» **What you have to do**
Filter the data for lines with the word "باركود" and copy those lines.

**** Records provided ****

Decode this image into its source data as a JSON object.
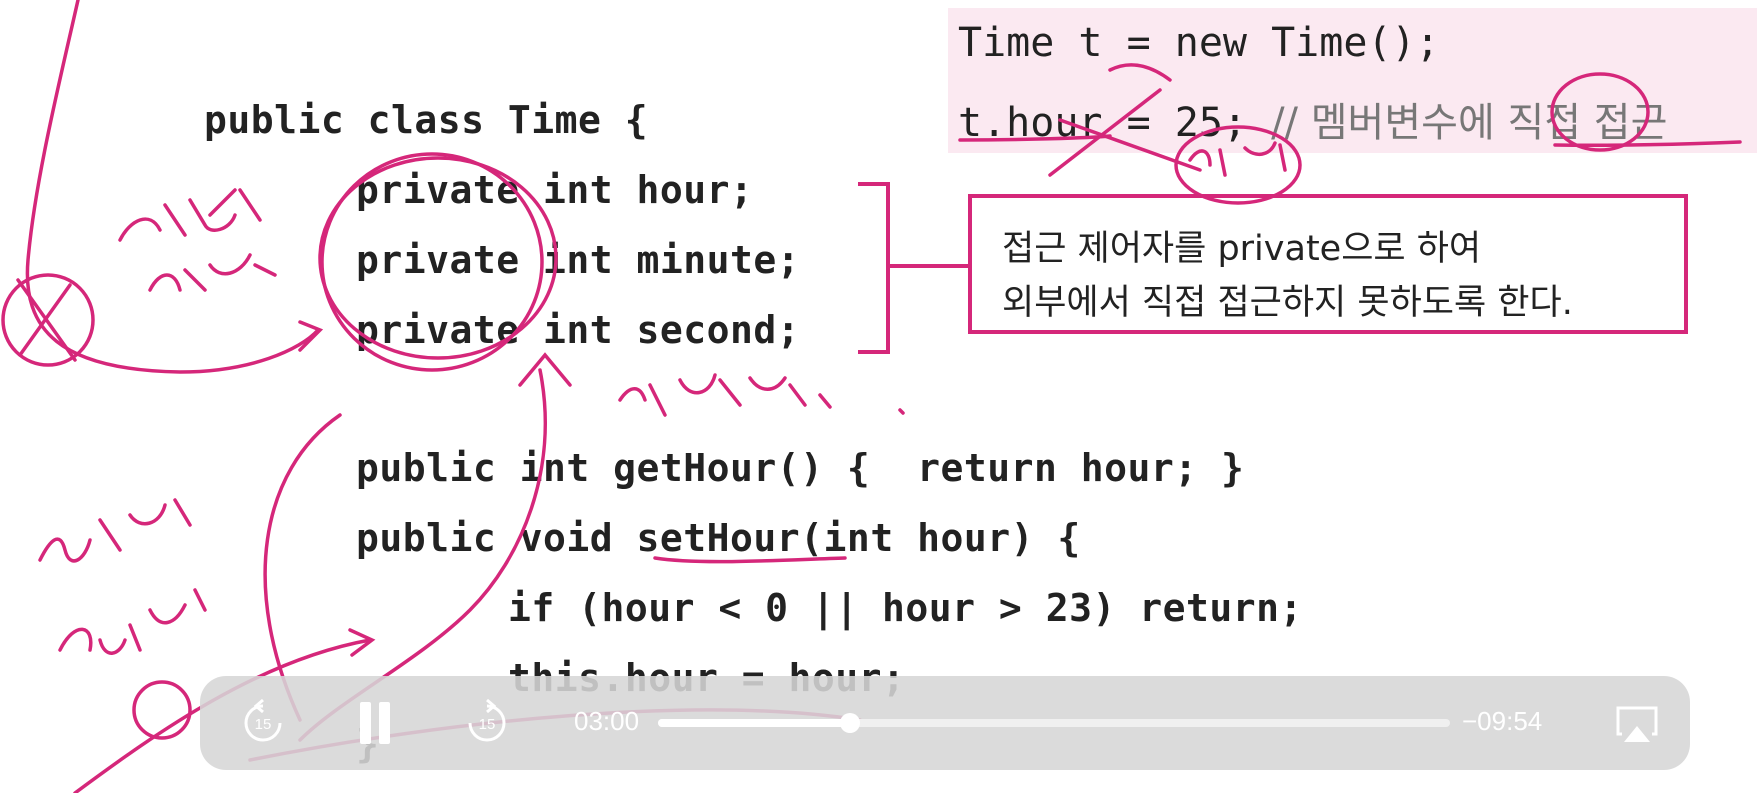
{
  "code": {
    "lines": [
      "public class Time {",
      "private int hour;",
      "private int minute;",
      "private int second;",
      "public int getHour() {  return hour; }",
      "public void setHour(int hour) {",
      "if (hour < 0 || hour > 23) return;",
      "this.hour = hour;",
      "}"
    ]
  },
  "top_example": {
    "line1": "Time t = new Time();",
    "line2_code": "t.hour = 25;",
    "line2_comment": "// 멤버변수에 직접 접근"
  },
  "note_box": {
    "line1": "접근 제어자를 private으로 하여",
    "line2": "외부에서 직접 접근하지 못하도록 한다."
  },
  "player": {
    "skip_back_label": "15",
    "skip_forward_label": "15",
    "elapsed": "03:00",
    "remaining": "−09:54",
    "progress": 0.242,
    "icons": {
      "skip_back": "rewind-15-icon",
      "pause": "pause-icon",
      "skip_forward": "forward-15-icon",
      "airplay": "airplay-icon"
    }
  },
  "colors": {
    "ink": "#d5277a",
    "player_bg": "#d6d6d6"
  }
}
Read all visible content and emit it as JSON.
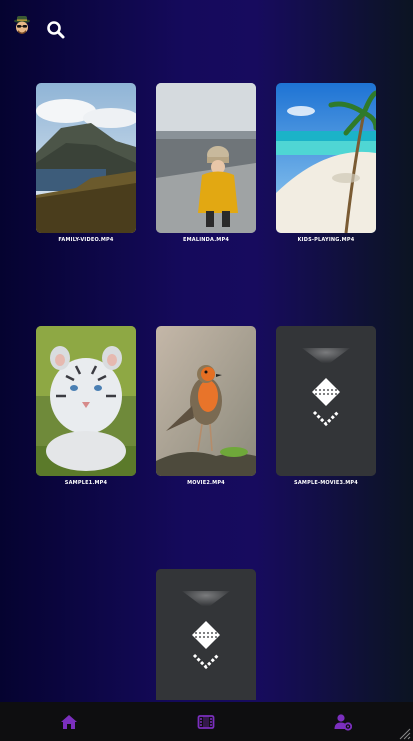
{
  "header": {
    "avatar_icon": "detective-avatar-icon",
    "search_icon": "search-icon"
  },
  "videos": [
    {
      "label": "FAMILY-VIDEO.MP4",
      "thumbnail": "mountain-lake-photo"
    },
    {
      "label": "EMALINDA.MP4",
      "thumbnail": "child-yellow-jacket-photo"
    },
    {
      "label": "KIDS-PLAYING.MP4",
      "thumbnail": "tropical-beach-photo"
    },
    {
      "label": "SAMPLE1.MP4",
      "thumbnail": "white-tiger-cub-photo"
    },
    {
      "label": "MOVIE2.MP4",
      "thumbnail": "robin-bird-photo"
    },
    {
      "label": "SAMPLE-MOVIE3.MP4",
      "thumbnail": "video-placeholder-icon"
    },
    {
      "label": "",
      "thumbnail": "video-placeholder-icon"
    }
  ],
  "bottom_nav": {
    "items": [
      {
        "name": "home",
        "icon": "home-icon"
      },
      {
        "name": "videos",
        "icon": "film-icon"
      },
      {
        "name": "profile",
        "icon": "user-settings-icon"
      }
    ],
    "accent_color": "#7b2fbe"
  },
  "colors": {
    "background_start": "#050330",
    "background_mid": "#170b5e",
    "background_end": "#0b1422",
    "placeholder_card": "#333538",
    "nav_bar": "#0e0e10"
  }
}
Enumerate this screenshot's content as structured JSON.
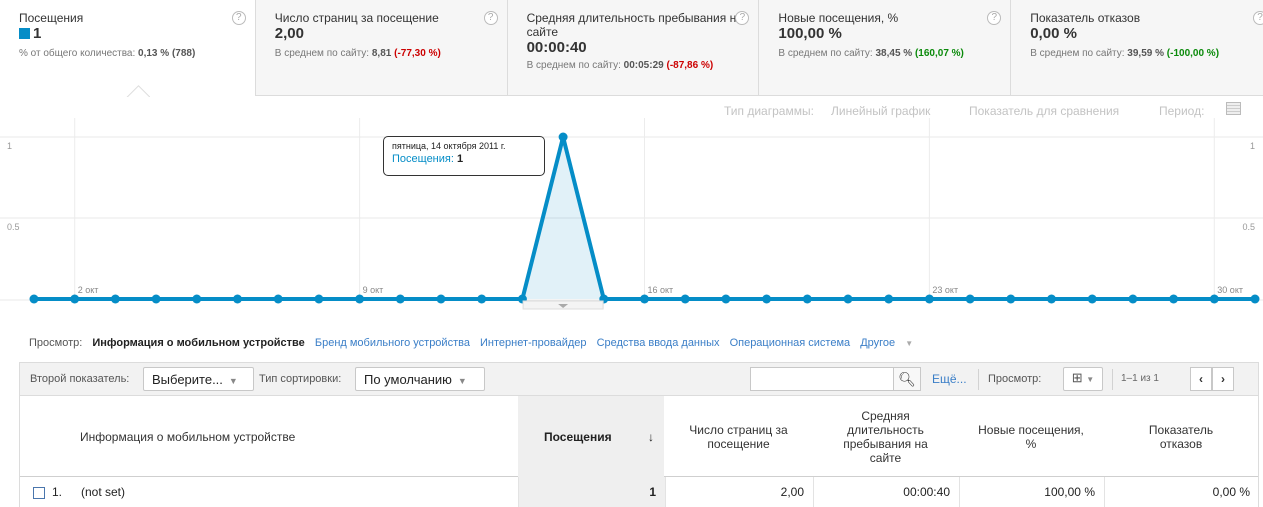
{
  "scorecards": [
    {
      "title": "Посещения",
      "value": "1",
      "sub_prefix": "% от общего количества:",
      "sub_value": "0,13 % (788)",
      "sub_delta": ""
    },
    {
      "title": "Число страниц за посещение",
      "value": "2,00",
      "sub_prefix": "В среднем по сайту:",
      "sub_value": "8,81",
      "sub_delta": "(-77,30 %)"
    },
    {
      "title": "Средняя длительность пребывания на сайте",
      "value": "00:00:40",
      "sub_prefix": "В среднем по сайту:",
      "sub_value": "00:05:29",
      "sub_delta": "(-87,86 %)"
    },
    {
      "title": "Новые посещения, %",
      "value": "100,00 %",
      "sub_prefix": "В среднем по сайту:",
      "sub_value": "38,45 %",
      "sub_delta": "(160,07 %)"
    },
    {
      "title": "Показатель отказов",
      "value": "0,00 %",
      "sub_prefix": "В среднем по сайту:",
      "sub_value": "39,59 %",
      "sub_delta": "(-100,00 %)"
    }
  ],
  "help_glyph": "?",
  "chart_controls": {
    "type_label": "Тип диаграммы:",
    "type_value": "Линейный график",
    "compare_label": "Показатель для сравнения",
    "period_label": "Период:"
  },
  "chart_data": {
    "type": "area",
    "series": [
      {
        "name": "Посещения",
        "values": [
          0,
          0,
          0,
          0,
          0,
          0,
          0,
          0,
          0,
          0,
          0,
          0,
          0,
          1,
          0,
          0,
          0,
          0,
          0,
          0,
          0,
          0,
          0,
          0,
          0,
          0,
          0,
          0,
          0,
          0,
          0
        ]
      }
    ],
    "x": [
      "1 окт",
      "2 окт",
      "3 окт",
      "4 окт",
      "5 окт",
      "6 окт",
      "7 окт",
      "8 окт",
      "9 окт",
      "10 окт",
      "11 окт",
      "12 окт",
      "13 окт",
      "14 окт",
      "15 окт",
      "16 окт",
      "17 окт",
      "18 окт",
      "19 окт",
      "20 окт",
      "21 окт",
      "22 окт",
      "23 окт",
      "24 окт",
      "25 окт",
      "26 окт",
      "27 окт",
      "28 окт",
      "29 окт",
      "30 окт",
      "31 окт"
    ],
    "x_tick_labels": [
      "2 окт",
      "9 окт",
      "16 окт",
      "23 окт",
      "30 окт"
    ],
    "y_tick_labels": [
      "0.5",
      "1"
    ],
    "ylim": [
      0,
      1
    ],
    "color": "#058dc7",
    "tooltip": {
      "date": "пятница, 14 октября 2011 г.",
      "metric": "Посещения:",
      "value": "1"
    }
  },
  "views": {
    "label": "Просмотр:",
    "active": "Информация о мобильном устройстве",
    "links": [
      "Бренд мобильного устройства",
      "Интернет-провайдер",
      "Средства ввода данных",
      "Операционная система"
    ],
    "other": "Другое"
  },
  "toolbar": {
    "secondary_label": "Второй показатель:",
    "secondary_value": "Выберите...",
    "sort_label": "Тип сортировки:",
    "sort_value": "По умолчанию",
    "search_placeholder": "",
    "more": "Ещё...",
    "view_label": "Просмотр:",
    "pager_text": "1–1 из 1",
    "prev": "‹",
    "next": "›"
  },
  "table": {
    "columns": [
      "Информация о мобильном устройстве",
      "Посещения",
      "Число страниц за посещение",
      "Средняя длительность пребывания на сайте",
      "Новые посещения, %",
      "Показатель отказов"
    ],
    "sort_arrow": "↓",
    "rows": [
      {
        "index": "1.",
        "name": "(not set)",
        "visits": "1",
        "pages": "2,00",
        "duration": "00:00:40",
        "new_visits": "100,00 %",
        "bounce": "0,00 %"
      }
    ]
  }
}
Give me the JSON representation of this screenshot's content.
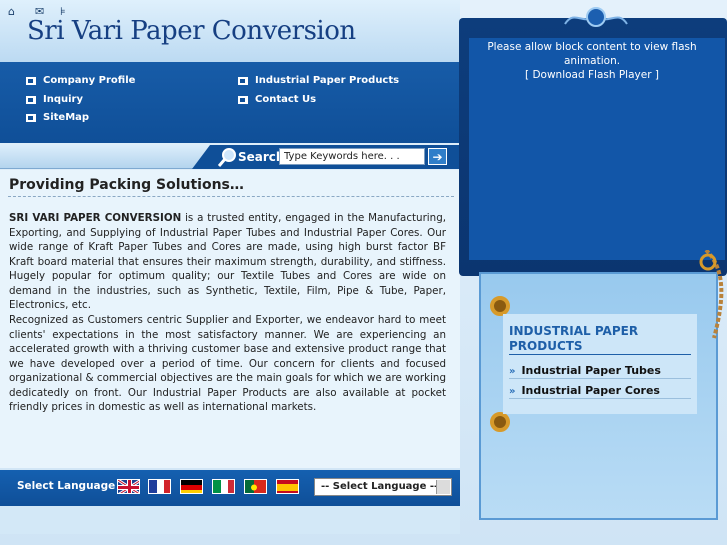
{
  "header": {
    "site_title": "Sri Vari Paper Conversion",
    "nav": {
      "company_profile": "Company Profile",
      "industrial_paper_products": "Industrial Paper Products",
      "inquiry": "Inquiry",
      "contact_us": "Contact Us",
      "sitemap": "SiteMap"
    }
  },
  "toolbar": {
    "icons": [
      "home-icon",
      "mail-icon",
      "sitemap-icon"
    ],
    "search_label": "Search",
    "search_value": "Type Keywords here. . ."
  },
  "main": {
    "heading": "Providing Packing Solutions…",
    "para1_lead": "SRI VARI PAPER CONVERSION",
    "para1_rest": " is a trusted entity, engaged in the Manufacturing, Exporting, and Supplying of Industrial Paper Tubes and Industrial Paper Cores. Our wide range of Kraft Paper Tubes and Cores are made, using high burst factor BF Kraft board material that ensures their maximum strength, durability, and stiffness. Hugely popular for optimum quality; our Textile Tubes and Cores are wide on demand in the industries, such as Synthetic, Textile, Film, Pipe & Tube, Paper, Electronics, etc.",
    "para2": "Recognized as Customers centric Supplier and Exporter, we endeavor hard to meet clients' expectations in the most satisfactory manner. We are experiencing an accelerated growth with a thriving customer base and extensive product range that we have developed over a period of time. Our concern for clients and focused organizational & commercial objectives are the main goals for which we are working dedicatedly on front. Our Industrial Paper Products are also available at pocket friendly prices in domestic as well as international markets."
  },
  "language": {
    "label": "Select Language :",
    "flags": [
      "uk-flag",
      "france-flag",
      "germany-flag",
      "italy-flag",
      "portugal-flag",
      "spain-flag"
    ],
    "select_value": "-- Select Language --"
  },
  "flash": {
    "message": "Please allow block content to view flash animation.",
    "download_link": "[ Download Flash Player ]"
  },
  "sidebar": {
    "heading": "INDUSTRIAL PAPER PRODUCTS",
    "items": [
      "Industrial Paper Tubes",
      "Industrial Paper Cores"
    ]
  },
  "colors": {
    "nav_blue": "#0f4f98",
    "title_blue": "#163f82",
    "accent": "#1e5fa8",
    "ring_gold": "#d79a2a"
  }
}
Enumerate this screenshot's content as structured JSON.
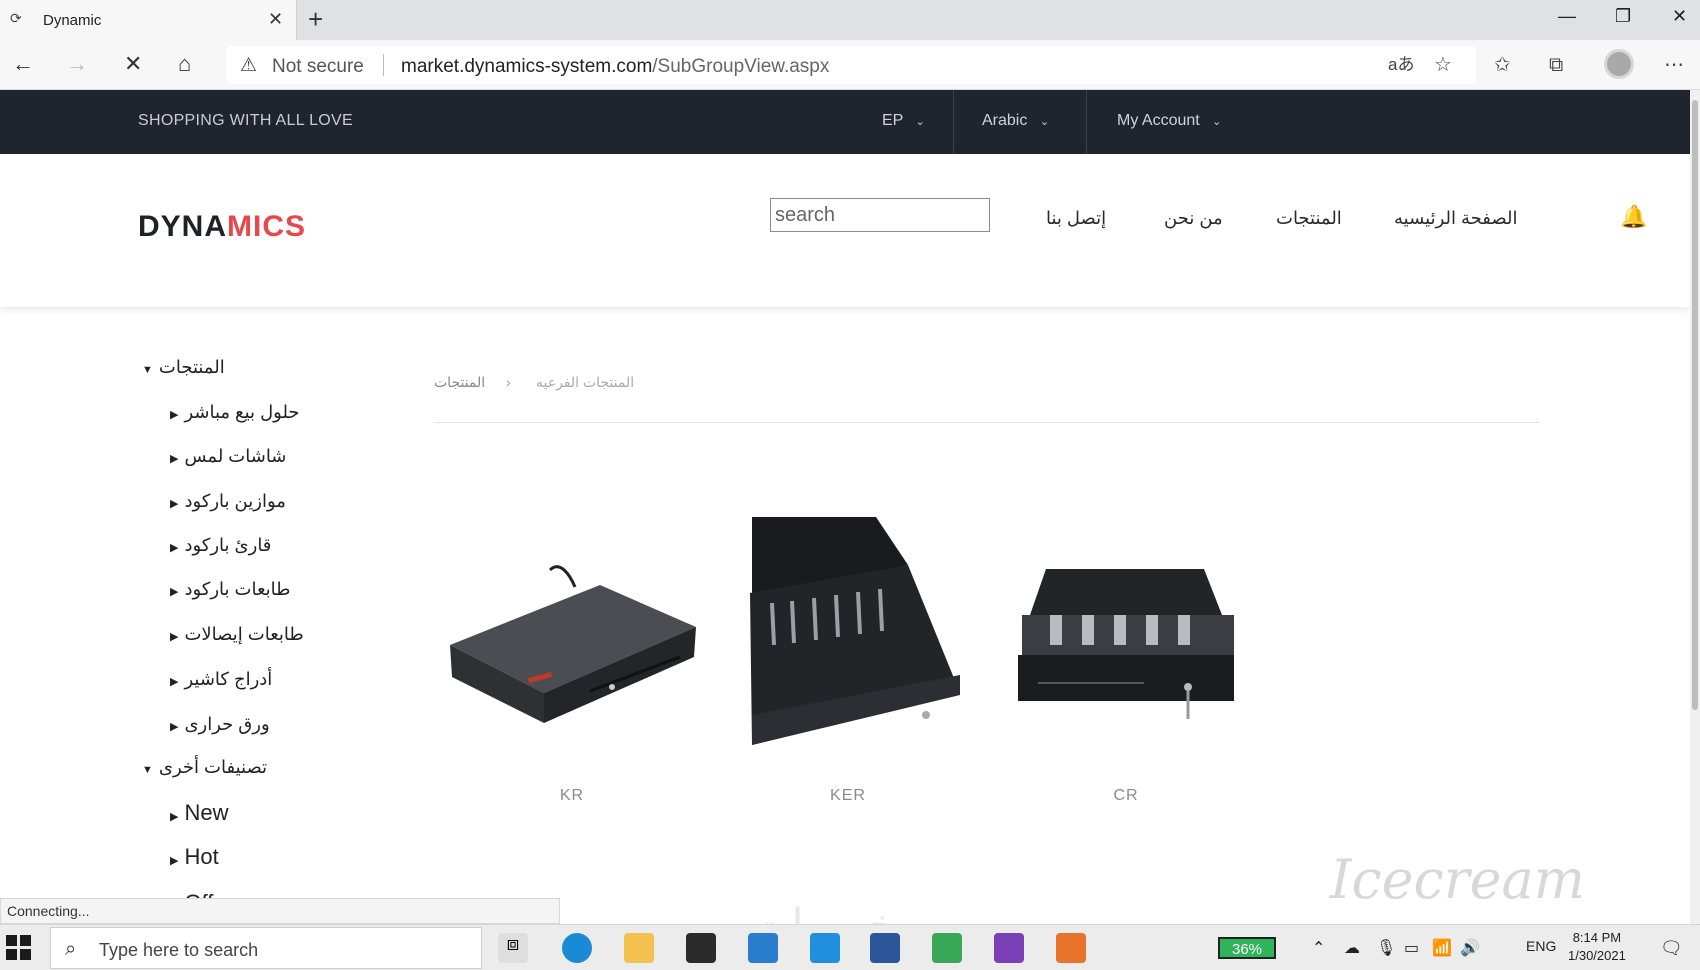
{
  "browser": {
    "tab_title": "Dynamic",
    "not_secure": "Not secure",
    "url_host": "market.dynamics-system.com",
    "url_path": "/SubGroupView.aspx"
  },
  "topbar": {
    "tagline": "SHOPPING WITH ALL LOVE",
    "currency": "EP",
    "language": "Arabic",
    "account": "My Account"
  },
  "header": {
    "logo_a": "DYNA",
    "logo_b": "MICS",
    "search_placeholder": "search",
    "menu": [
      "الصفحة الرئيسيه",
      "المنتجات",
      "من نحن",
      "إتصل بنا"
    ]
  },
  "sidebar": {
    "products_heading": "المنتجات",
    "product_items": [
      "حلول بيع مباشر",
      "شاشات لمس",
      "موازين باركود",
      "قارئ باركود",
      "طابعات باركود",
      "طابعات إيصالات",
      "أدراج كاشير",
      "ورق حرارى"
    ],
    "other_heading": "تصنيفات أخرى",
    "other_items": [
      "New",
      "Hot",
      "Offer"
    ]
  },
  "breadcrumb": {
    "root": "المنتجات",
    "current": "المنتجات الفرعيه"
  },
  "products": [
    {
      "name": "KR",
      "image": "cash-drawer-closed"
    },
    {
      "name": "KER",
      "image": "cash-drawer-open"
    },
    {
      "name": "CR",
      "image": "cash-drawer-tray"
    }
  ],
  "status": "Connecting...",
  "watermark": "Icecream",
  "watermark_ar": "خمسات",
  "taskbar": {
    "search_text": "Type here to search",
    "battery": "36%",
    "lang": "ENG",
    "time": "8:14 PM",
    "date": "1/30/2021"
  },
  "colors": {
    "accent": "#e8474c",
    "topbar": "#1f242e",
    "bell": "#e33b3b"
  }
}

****

» **Exercise answer**
      "موازين باركود",
      "قارئ باركود",
      "طابعات باركود",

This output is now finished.